But what about the 2 – 6 year old that tell you they don’t love you anymore. What is going on with him? I always like to start with us – the parents. Examine your own speech around your child. Maybe you talk to a spouse a lot like your child is talking to you. Maybe you talk to other people or even to your child in that way. You cannot expect your child to use nice words when he hears the mean words from the people closest to him.
Beyond the words we use, there are two possible reasons for a child’s use of hurtful phrases. One reason could be that there is “hurt” in him that needs to come out. The second could be that there is a need; physical or emotional that is not being met.
First let’s talk about the “hurt” that could be inside your child. Children (and adults) have a certain capacity to deal with painful events. A child's capacity is much smaller. So when a child feels emotionally or physically hurt it has to go somewhere. A great outlet for this pain to go is to the people he loves the most – lucky parents. In order to help your child with this you need to know that he needs help letting out the pain. Talk with him in a loving way; don’t disrupt the frustration he feels. Allow him to cry about things that upset him and validate his feelings. Don’t repay his anger for your anger but use your words to show him how he should talk.
Next is the physical or emotional need that is not being met. Now I don’t want parents to think I am suggesting you are willingly withholding something your child needs. When it comes to the emotional needs of both toddlers and teenagers it can be like putting a 1000 piece puzzle together when you are missing half the pieces.
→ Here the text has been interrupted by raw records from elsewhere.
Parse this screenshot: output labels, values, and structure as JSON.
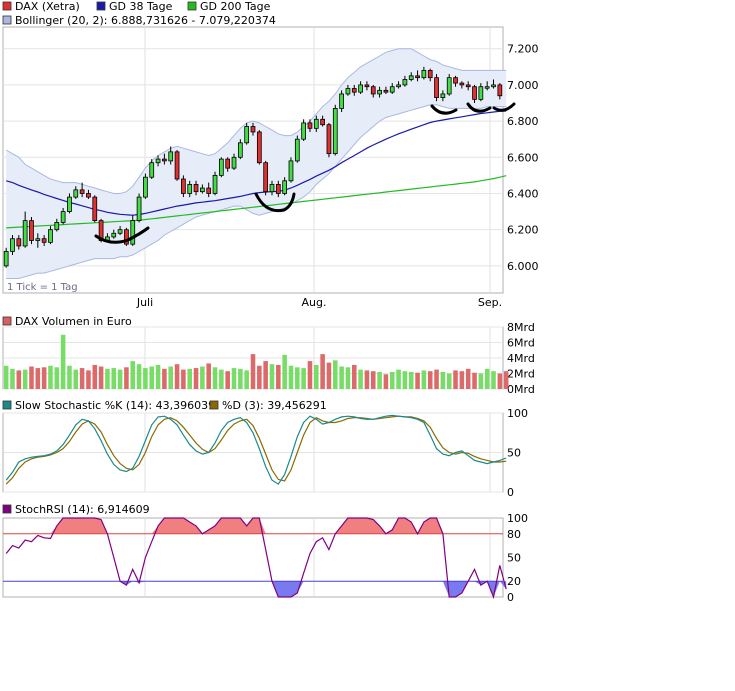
{
  "chart_data": [
    {
      "type": "candlestick",
      "panel": "price",
      "legend": [
        {
          "label": "DAX (Xetra)",
          "color": "#e03030"
        },
        {
          "label": "GD 38 Tage",
          "color": "#1a1aaa"
        },
        {
          "label": "GD 200 Tage",
          "color": "#22bb22"
        },
        {
          "label": "Bollinger (20, 2): 6.888,731626 - 7.079,220374",
          "color": "#a8b8e0"
        }
      ],
      "note": "1 Tick = 1 Tag",
      "x_labels": [
        "Juli",
        "Aug.",
        "Sep."
      ],
      "y_ticks": [
        "7.200",
        "7.000",
        "6.800",
        "6.600",
        "6.400",
        "6.200",
        "6.000"
      ],
      "y_tick_values": [
        7200,
        7000,
        6800,
        6600,
        6400,
        6200,
        6000
      ],
      "ylim": [
        5850,
        7320
      ],
      "candles": [
        [
          6000,
          6080,
          5990,
          6100
        ],
        [
          6080,
          6150,
          6060,
          6170
        ],
        [
          6150,
          6110,
          6090,
          6170
        ],
        [
          6110,
          6250,
          6100,
          6300
        ],
        [
          6250,
          6140,
          6120,
          6270
        ],
        [
          6140,
          6150,
          6100,
          6180
        ],
        [
          6150,
          6130,
          6110,
          6170
        ],
        [
          6130,
          6200,
          6120,
          6220
        ],
        [
          6200,
          6240,
          6190,
          6260
        ],
        [
          6240,
          6300,
          6230,
          6320
        ],
        [
          6300,
          6380,
          6290,
          6400
        ],
        [
          6380,
          6420,
          6370,
          6440
        ],
        [
          6420,
          6400,
          6380,
          6460
        ],
        [
          6400,
          6380,
          6370,
          6420
        ],
        [
          6380,
          6250,
          6240,
          6390
        ],
        [
          6250,
          6140,
          6130,
          6260
        ],
        [
          6140,
          6160,
          6130,
          6180
        ],
        [
          6160,
          6180,
          6150,
          6200
        ],
        [
          6180,
          6200,
          6170,
          6220
        ],
        [
          6200,
          6120,
          6110,
          6210
        ],
        [
          6120,
          6250,
          6110,
          6280
        ],
        [
          6250,
          6380,
          6240,
          6400
        ],
        [
          6380,
          6490,
          6370,
          6510
        ],
        [
          6490,
          6570,
          6480,
          6590
        ],
        [
          6570,
          6590,
          6550,
          6610
        ],
        [
          6590,
          6580,
          6560,
          6620
        ],
        [
          6580,
          6630,
          6560,
          6660
        ],
        [
          6630,
          6480,
          6470,
          6640
        ],
        [
          6480,
          6400,
          6380,
          6500
        ],
        [
          6400,
          6450,
          6380,
          6470
        ],
        [
          6450,
          6410,
          6390,
          6470
        ],
        [
          6410,
          6430,
          6400,
          6450
        ],
        [
          6430,
          6400,
          6380,
          6460
        ],
        [
          6400,
          6500,
          6390,
          6520
        ],
        [
          6500,
          6590,
          6490,
          6600
        ],
        [
          6590,
          6540,
          6520,
          6600
        ],
        [
          6540,
          6600,
          6530,
          6620
        ],
        [
          6600,
          6680,
          6590,
          6700
        ],
        [
          6680,
          6770,
          6670,
          6790
        ],
        [
          6770,
          6740,
          6720,
          6790
        ],
        [
          6740,
          6570,
          6560,
          6750
        ],
        [
          6570,
          6410,
          6390,
          6580
        ],
        [
          6410,
          6450,
          6390,
          6470
        ],
        [
          6450,
          6400,
          6380,
          6470
        ],
        [
          6400,
          6470,
          6390,
          6490
        ],
        [
          6470,
          6580,
          6460,
          6600
        ],
        [
          6580,
          6700,
          6570,
          6720
        ],
        [
          6700,
          6790,
          6690,
          6810
        ],
        [
          6790,
          6760,
          6740,
          6810
        ],
        [
          6760,
          6810,
          6740,
          6830
        ],
        [
          6810,
          6780,
          6770,
          6830
        ],
        [
          6780,
          6620,
          6600,
          6790
        ],
        [
          6620,
          6870,
          6610,
          6890
        ],
        [
          6870,
          6950,
          6850,
          6970
        ],
        [
          6950,
          6980,
          6940,
          7000
        ],
        [
          6980,
          6960,
          6940,
          7000
        ],
        [
          6960,
          7000,
          6950,
          7020
        ],
        [
          7000,
          6990,
          6970,
          7020
        ],
        [
          6990,
          6950,
          6930,
          7000
        ],
        [
          6950,
          6970,
          6930,
          6990
        ],
        [
          6970,
          6960,
          6950,
          6990
        ],
        [
          6960,
          6990,
          6950,
          7010
        ],
        [
          6990,
          7000,
          6980,
          7020
        ],
        [
          7000,
          7030,
          6990,
          7050
        ],
        [
          7030,
          7050,
          7020,
          7070
        ],
        [
          7050,
          7040,
          7020,
          7080
        ],
        [
          7040,
          7080,
          7030,
          7100
        ],
        [
          7080,
          7040,
          7020,
          7090
        ],
        [
          7040,
          6930,
          6910,
          7060
        ],
        [
          6930,
          6950,
          6910,
          6970
        ],
        [
          6950,
          7040,
          6940,
          7060
        ],
        [
          7040,
          7010,
          6990,
          7050
        ],
        [
          7010,
          7000,
          6980,
          7020
        ],
        [
          7000,
          6990,
          6970,
          7020
        ],
        [
          6990,
          6920,
          6900,
          7000
        ],
        [
          6920,
          6990,
          6910,
          7010
        ],
        [
          6990,
          6990,
          6970,
          7020
        ],
        [
          6990,
          7000,
          6980,
          7030
        ],
        [
          7000,
          6940,
          6920,
          7010
        ]
      ],
      "ma38": [
        6470,
        6460,
        6445,
        6432,
        6420,
        6408,
        6395,
        6384,
        6372,
        6362,
        6350,
        6342,
        6332,
        6322,
        6312,
        6305,
        6296,
        6290,
        6285,
        6282,
        6280,
        6284,
        6290,
        6298,
        6306,
        6314,
        6322,
        6330,
        6336,
        6342,
        6348,
        6352,
        6356,
        6360,
        6366,
        6372,
        6378,
        6384,
        6392,
        6400,
        6405,
        6408,
        6410,
        6412,
        6418,
        6430,
        6445,
        6462,
        6478,
        6496,
        6512,
        6528,
        6548,
        6570,
        6590,
        6610,
        6630,
        6650,
        6668,
        6684,
        6700,
        6715,
        6730,
        6742,
        6755,
        6768,
        6780,
        6792,
        6800,
        6806,
        6812,
        6818,
        6824,
        6830,
        6836,
        6842,
        6846,
        6850,
        6854,
        6856
      ],
      "ma200": [
        6210,
        6212,
        6214,
        6216,
        6218,
        6220,
        6222,
        6224,
        6226,
        6228,
        6230,
        6232,
        6234,
        6236,
        6238,
        6240,
        6242,
        6244,
        6246,
        6248,
        6250,
        6252,
        6256,
        6260,
        6264,
        6268,
        6272,
        6276,
        6280,
        6284,
        6288,
        6292,
        6296,
        6300,
        6304,
        6308,
        6312,
        6316,
        6320,
        6324,
        6328,
        6332,
        6336,
        6340,
        6344,
        6348,
        6352,
        6356,
        6360,
        6364,
        6368,
        6372,
        6376,
        6380,
        6384,
        6388,
        6392,
        6396,
        6400,
        6404,
        6408,
        6412,
        6416,
        6420,
        6424,
        6428,
        6432,
        6436,
        6440,
        6444,
        6448,
        6452,
        6456,
        6460,
        6464,
        6470,
        6476,
        6482,
        6490,
        6498
      ],
      "bb_upper": [
        6640,
        6620,
        6600,
        6560,
        6540,
        6520,
        6500,
        6480,
        6470,
        6460,
        6460,
        6460,
        6450,
        6440,
        6430,
        6420,
        6410,
        6400,
        6400,
        6410,
        6440,
        6490,
        6540,
        6580,
        6610,
        6630,
        6650,
        6660,
        6650,
        6640,
        6630,
        6620,
        6610,
        6620,
        6650,
        6680,
        6720,
        6760,
        6790,
        6800,
        6790,
        6770,
        6750,
        6730,
        6720,
        6720,
        6740,
        6770,
        6800,
        6840,
        6880,
        6910,
        6950,
        7000,
        7040,
        7070,
        7100,
        7120,
        7140,
        7160,
        7180,
        7190,
        7200,
        7200,
        7200,
        7180,
        7160,
        7140,
        7130,
        7110,
        7100,
        7090,
        7080,
        7080,
        7080,
        7080,
        7080,
        7080,
        7080,
        7080
      ],
      "bb_lower": [
        5930,
        5930,
        5930,
        5940,
        5950,
        5960,
        5960,
        5970,
        5980,
        5990,
        6000,
        6010,
        6020,
        6030,
        6040,
        6040,
        6040,
        6040,
        6050,
        6050,
        6060,
        6080,
        6100,
        6120,
        6140,
        6170,
        6190,
        6210,
        6230,
        6250,
        6270,
        6280,
        6290,
        6300,
        6310,
        6320,
        6330,
        6330,
        6310,
        6290,
        6280,
        6290,
        6300,
        6310,
        6320,
        6340,
        6360,
        6380,
        6410,
        6450,
        6480,
        6510,
        6550,
        6590,
        6630,
        6670,
        6710,
        6740,
        6770,
        6800,
        6820,
        6830,
        6840,
        6850,
        6860,
        6870,
        6880,
        6890,
        6890,
        6880,
        6870,
        6870,
        6870,
        6870,
        6870,
        6870,
        6880,
        6880,
        6880,
        6880
      ]
    },
    {
      "type": "bar",
      "panel": "volume",
      "legend": [
        {
          "label": "DAX Volumen in Euro",
          "color": "#d86060"
        }
      ],
      "y_ticks": [
        "8Mrd",
        "6Mrd",
        "4Mrd",
        "2Mrd",
        "0Mrd"
      ],
      "y_tick_values": [
        8,
        6,
        4,
        2,
        0
      ],
      "ylim": [
        0,
        8
      ],
      "values": [
        3.0,
        2.6,
        2.4,
        2.5,
        2.9,
        2.7,
        2.8,
        3.0,
        2.8,
        7.0,
        3.0,
        2.5,
        2.7,
        2.4,
        3.1,
        2.9,
        2.6,
        2.7,
        2.5,
        2.8,
        3.6,
        3.2,
        2.7,
        2.9,
        3.1,
        2.6,
        2.9,
        3.2,
        2.5,
        2.6,
        2.7,
        2.9,
        3.3,
        2.8,
        2.5,
        2.3,
        2.7,
        2.6,
        2.4,
        4.5,
        3.0,
        3.6,
        3.2,
        3.1,
        4.4,
        3.0,
        2.8,
        2.7,
        3.6,
        3.1,
        4.5,
        3.4,
        3.7,
        2.9,
        2.8,
        3.1,
        2.5,
        2.4,
        2.3,
        2.2,
        1.9,
        2.2,
        2.5,
        2.3,
        2.2,
        2.1,
        2.4,
        2.3,
        2.5,
        2.2,
        2.0,
        2.4,
        2.3,
        2.6,
        2.1,
        2.0,
        2.6,
        2.3,
        2.0,
        2.3
      ],
      "colors": [
        "g",
        "g",
        "r",
        "g",
        "r",
        "r",
        "r",
        "g",
        "g",
        "g",
        "g",
        "g",
        "r",
        "r",
        "r",
        "r",
        "g",
        "g",
        "g",
        "r",
        "g",
        "g",
        "g",
        "g",
        "g",
        "r",
        "g",
        "r",
        "r",
        "g",
        "r",
        "g",
        "r",
        "g",
        "g",
        "r",
        "g",
        "g",
        "g",
        "r",
        "r",
        "r",
        "g",
        "r",
        "g",
        "g",
        "g",
        "g",
        "r",
        "g",
        "r",
        "r",
        "g",
        "g",
        "g",
        "r",
        "g",
        "r",
        "r",
        "g",
        "r",
        "g",
        "g",
        "g",
        "g",
        "r",
        "g",
        "r",
        "r",
        "g",
        "g",
        "r",
        "r",
        "r",
        "r",
        "g",
        "g",
        "g",
        "r",
        "r"
      ]
    },
    {
      "type": "line",
      "panel": "stochastic",
      "legend": [
        {
          "label": "Slow Stochastic %K (14): 43,396039",
          "color": "#1a8a8a"
        },
        {
          "label": "%D (3): 39,456291",
          "color": "#8a6a00"
        }
      ],
      "y_ticks": [
        "100",
        "50",
        "0"
      ],
      "y_tick_values": [
        100,
        50,
        0
      ],
      "ylim": [
        0,
        100
      ],
      "k": [
        15,
        25,
        38,
        42,
        44,
        45,
        46,
        48,
        52,
        60,
        72,
        85,
        92,
        90,
        80,
        65,
        48,
        35,
        28,
        26,
        30,
        45,
        65,
        85,
        95,
        96,
        92,
        85,
        72,
        60,
        52,
        48,
        50,
        62,
        78,
        88,
        92,
        94,
        88,
        75,
        55,
        32,
        15,
        10,
        22,
        45,
        70,
        88,
        96,
        92,
        86,
        88,
        92,
        95,
        96,
        95,
        93,
        92,
        92,
        94,
        96,
        97,
        96,
        95,
        94,
        92,
        88,
        72,
        55,
        48,
        46,
        50,
        52,
        46,
        40,
        38,
        36,
        38,
        40,
        43
      ],
      "d": [
        10,
        18,
        30,
        38,
        42,
        44,
        45,
        47,
        50,
        55,
        64,
        76,
        86,
        90,
        86,
        76,
        60,
        46,
        36,
        30,
        28,
        35,
        50,
        70,
        85,
        92,
        94,
        90,
        82,
        72,
        62,
        54,
        50,
        55,
        66,
        78,
        86,
        90,
        92,
        84,
        68,
        48,
        28,
        16,
        14,
        28,
        50,
        72,
        88,
        94,
        90,
        88,
        88,
        90,
        93,
        94,
        94,
        93,
        92,
        93,
        94,
        95,
        96,
        95,
        95,
        93,
        90,
        82,
        68,
        56,
        50,
        48,
        50,
        49,
        45,
        42,
        40,
        38,
        38,
        39
      ]
    },
    {
      "type": "area",
      "panel": "stochrsi",
      "legend": [
        {
          "label": "StochRSI (14): 6,914609",
          "color": "#800080"
        }
      ],
      "y_ticks": [
        "100",
        "80",
        "50",
        "20",
        "0"
      ],
      "y_tick_values": [
        100,
        80,
        50,
        20,
        0
      ],
      "ylim": [
        0,
        100
      ],
      "levels": [
        80,
        20
      ],
      "level_labels": [
        "80",
        "20"
      ],
      "values": [
        55,
        65,
        62,
        72,
        70,
        78,
        75,
        74,
        90,
        100,
        100,
        100,
        100,
        100,
        100,
        98,
        80,
        50,
        20,
        15,
        35,
        18,
        50,
        70,
        90,
        100,
        100,
        100,
        100,
        95,
        90,
        80,
        85,
        90,
        100,
        100,
        100,
        100,
        90,
        100,
        100,
        60,
        20,
        0,
        0,
        0,
        5,
        30,
        55,
        70,
        75,
        60,
        80,
        90,
        100,
        100,
        100,
        100,
        98,
        90,
        80,
        85,
        100,
        100,
        95,
        80,
        95,
        100,
        100,
        80,
        0,
        0,
        5,
        20,
        35,
        15,
        20,
        0,
        40,
        10
      ]
    }
  ]
}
Look to see if there are physical issues at hand. Is the child over-tired, over-stimulated, over-scheduled, hungry or thirsty? Next you look to the emotional needs. Have there been any changes recently in your child’s life; new school, caregiver, mom or dad away more or even a big change coming up? Have you been able to spend less one on one time with your child lately? Has there been inconsistency? These could point to an emotional need that is not being filled. Work to fill that need and you just might hear fewer mean words directed toward you.
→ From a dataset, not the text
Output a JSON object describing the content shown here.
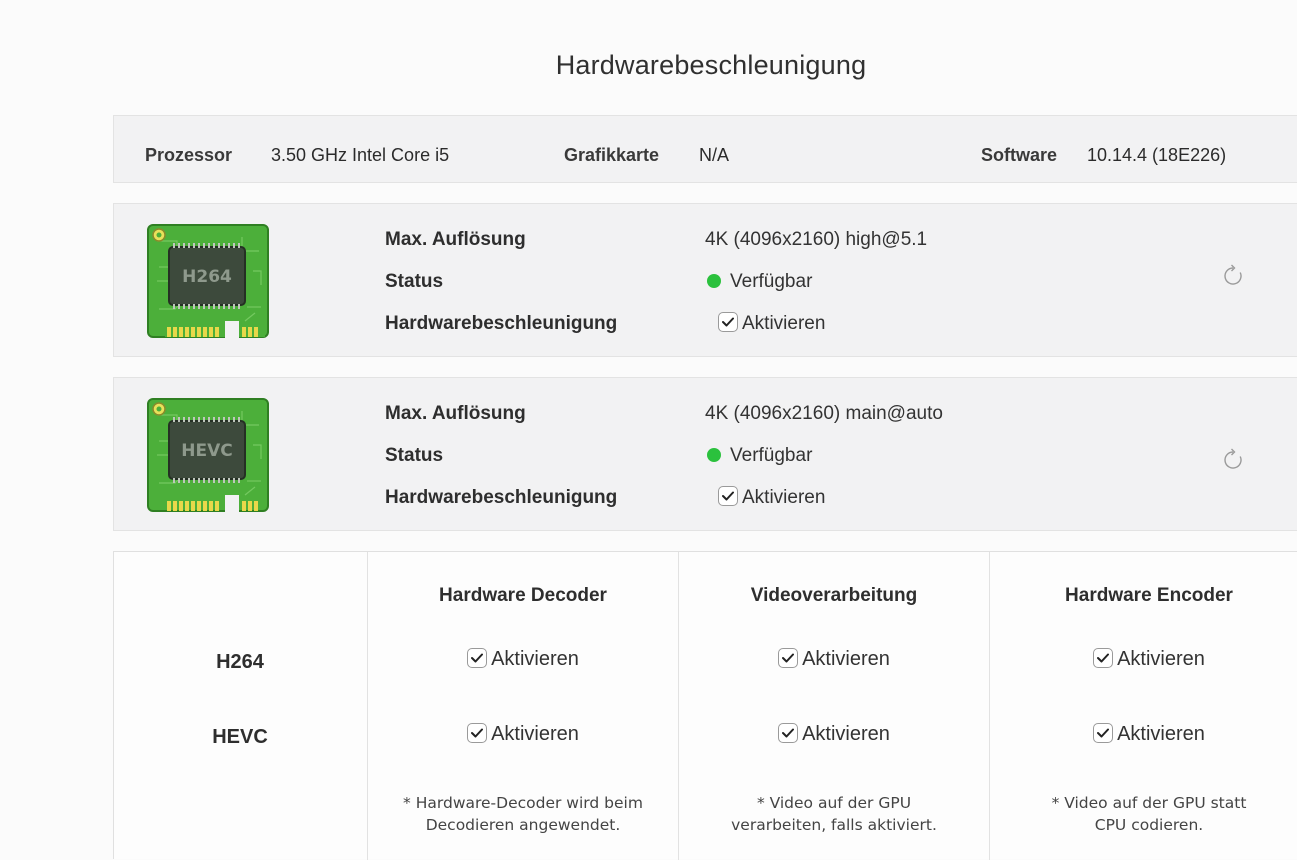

Sometimes no matter how hard you try, you will never understand the feelings of your 3 year old, and I can guarantee you will never fully understand what is going on the head of your 14 year old. But as their parents, it is our responsibility to try. Sometimes that is all that they really need; someone trying to listen and understand what their needs are.
- ► 2012 (90)
- ▼ August (9)